(DIRECTIONS FOR THIS TASK) The word "inspector" occurs in some lines of the listing. Copy those lines.

[[ RECORDS FOR THIS EXERCISE, beginning ]]

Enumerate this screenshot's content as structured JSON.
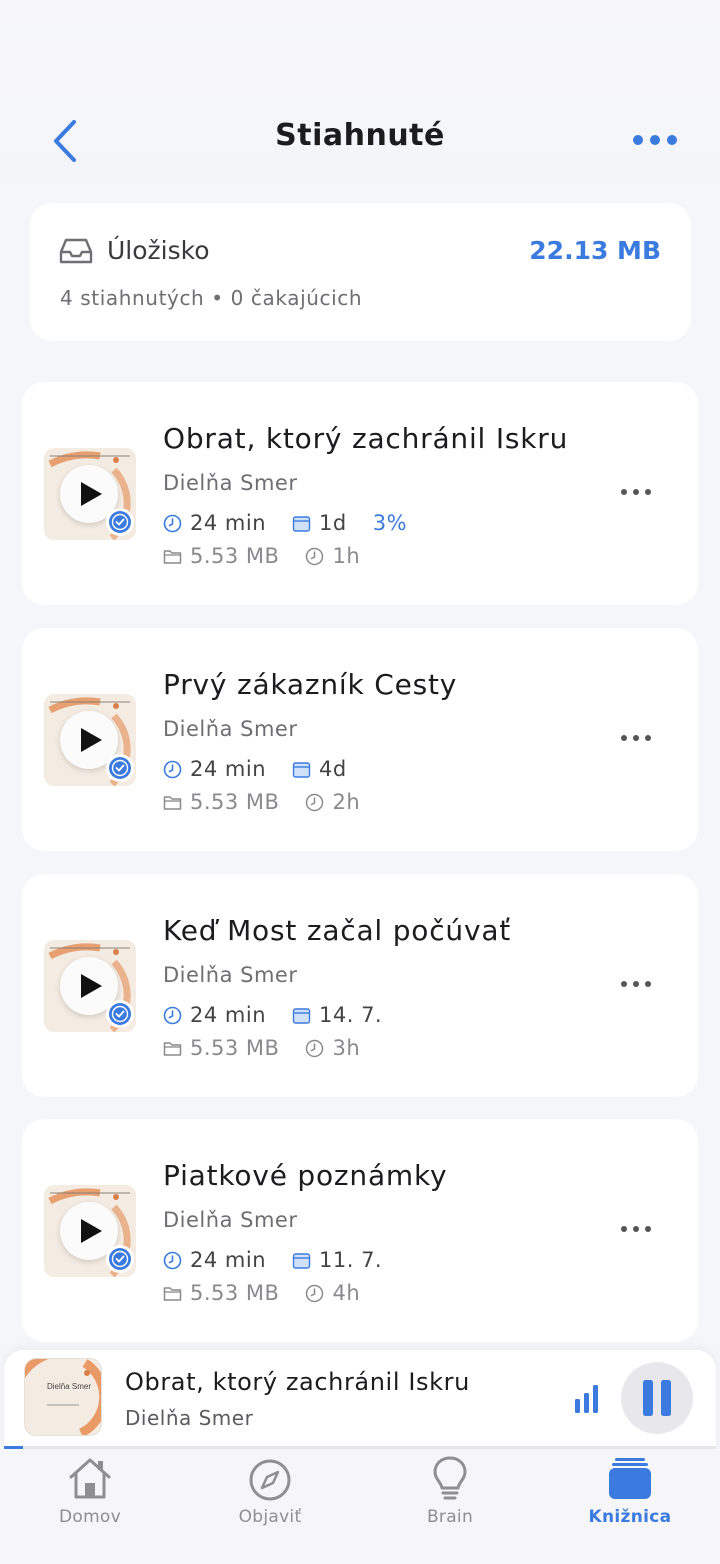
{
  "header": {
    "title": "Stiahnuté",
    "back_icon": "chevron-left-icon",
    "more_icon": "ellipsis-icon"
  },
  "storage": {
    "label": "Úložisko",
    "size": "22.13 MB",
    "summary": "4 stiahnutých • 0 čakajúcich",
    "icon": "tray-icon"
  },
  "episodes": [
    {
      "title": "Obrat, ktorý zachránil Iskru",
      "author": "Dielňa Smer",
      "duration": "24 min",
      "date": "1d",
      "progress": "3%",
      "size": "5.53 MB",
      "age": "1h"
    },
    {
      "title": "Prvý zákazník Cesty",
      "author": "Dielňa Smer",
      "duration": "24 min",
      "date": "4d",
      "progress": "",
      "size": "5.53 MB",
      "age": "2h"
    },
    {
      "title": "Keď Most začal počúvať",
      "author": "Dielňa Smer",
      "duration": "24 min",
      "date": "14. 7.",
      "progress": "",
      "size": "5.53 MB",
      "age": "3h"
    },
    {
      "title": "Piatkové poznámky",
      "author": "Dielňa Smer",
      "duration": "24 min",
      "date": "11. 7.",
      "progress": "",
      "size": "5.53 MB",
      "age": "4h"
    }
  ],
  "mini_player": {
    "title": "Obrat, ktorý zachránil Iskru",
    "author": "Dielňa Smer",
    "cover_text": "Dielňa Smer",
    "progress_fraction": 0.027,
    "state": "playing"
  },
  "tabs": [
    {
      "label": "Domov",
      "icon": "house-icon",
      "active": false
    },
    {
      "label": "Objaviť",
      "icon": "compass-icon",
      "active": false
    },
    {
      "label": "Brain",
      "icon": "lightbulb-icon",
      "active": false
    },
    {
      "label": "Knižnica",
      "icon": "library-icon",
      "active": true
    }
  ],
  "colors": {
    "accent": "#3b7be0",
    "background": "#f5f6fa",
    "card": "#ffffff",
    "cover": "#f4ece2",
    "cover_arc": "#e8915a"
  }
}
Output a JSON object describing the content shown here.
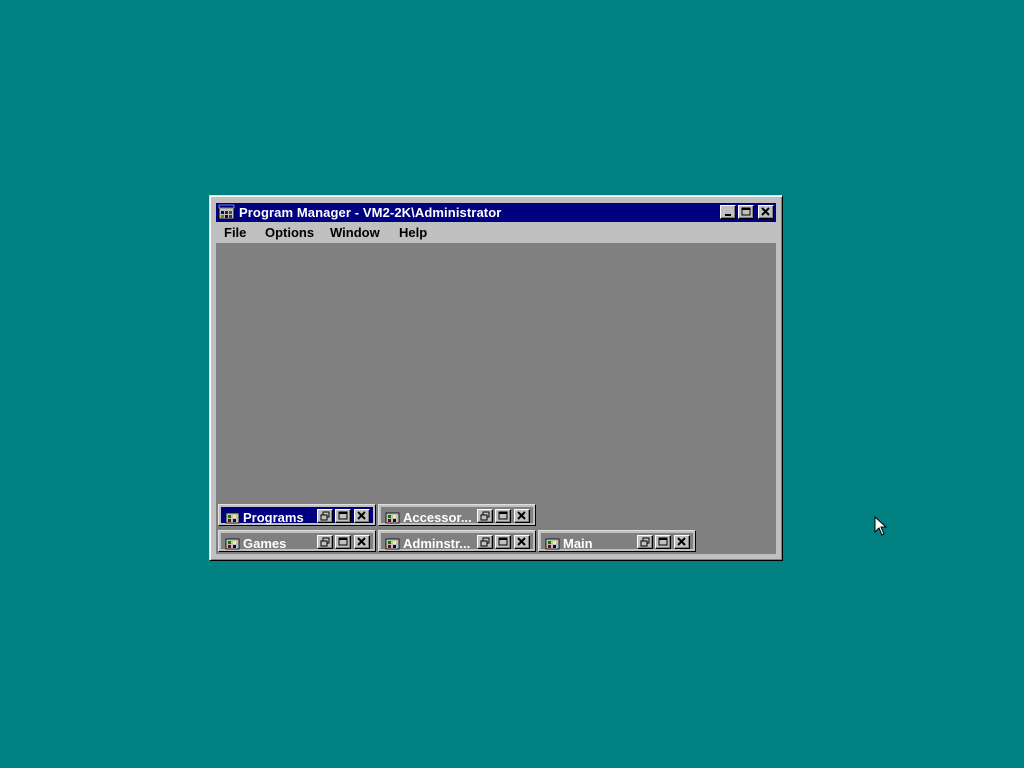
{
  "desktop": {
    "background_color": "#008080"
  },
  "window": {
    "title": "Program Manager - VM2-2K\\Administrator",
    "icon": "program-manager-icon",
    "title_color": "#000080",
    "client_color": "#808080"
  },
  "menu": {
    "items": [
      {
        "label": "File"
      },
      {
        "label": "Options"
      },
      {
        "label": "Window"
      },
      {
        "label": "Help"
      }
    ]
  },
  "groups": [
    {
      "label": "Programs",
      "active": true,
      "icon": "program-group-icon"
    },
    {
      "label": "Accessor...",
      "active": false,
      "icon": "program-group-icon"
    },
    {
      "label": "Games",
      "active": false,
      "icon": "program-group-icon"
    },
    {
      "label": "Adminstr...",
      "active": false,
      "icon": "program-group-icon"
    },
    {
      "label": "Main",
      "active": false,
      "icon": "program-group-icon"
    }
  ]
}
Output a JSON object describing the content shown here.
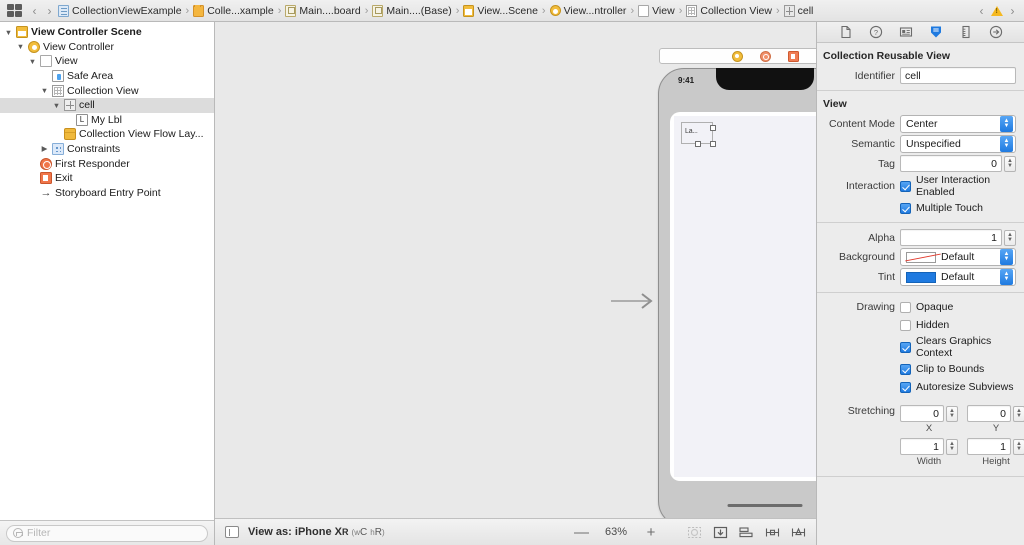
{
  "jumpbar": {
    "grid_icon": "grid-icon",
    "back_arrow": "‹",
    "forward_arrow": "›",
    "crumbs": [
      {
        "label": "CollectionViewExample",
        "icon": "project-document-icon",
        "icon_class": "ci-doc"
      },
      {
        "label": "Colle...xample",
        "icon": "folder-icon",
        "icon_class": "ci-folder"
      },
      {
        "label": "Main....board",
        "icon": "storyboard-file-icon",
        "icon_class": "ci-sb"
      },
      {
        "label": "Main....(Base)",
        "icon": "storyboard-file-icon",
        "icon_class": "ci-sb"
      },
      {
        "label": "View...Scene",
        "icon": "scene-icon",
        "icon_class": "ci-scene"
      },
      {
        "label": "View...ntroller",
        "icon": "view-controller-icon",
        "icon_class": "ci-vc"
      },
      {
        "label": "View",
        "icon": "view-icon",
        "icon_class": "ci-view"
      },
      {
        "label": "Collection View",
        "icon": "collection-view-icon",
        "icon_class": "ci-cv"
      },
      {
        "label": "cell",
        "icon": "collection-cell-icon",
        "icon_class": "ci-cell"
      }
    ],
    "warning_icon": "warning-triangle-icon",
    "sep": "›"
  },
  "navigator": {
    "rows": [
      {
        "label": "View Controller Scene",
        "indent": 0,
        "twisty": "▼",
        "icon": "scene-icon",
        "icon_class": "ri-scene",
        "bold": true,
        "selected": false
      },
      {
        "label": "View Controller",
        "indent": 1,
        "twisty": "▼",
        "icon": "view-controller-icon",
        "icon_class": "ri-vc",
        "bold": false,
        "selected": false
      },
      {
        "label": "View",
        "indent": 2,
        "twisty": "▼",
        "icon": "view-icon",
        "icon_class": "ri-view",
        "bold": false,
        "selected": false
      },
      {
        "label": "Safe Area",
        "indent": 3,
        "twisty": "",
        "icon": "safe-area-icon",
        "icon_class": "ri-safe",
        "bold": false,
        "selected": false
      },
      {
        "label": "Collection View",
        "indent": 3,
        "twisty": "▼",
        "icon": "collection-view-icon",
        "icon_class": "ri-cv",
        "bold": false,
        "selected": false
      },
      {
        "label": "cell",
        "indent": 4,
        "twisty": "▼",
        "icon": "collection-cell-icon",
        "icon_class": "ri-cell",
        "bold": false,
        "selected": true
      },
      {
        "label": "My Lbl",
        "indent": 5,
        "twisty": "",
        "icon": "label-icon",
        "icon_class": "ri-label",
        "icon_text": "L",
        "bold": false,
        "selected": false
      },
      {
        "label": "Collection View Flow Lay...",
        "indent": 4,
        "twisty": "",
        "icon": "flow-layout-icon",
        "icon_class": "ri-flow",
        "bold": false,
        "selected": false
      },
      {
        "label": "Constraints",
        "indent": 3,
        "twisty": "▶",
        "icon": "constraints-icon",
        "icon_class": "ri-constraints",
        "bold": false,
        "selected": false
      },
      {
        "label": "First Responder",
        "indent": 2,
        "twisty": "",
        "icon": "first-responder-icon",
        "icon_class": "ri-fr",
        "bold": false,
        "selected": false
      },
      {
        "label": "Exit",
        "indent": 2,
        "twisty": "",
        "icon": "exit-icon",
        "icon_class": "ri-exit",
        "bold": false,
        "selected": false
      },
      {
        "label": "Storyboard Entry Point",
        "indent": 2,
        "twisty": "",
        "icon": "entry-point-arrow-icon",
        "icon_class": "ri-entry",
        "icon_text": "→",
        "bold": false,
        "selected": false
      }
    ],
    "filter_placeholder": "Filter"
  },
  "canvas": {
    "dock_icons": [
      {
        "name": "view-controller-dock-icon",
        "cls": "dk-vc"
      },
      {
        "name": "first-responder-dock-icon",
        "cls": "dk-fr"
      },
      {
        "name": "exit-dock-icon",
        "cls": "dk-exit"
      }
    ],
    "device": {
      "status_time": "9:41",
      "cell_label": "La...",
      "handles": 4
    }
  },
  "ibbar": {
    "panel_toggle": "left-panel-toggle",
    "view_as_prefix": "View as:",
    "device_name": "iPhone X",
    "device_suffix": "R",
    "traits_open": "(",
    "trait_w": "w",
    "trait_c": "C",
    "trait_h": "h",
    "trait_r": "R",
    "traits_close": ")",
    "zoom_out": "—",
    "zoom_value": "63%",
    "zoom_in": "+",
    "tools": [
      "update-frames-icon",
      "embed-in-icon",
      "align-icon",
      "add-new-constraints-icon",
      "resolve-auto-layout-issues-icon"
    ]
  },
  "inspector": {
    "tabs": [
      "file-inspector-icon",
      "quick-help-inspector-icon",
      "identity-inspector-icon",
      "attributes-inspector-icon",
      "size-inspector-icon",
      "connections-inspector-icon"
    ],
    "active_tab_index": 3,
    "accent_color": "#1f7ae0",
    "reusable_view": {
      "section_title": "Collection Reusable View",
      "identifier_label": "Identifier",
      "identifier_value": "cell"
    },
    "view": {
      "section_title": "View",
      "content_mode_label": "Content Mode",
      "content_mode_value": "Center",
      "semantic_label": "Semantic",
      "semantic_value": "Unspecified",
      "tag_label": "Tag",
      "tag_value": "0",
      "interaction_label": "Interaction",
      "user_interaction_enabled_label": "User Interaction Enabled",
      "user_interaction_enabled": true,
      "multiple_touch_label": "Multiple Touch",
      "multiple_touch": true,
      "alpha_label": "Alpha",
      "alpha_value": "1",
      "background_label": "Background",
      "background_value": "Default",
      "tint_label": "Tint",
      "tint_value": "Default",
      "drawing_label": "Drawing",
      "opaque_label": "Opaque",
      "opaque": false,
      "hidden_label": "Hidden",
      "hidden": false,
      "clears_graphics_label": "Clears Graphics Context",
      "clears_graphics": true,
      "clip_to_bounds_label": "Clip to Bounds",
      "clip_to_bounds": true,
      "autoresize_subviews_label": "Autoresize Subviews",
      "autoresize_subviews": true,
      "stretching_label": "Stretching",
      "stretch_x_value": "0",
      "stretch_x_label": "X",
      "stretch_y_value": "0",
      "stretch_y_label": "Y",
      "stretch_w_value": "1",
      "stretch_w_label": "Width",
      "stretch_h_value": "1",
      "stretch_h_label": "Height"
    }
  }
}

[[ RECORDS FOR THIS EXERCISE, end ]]

(REPLY TO THE TASK)
  "inspector": {
      "file-inspector-icon",
      "quick-help-inspector-icon",
      "identity-inspector-icon",
      "attributes-inspector-icon",
      "size-inspector-icon",
      "connections-inspector-icon"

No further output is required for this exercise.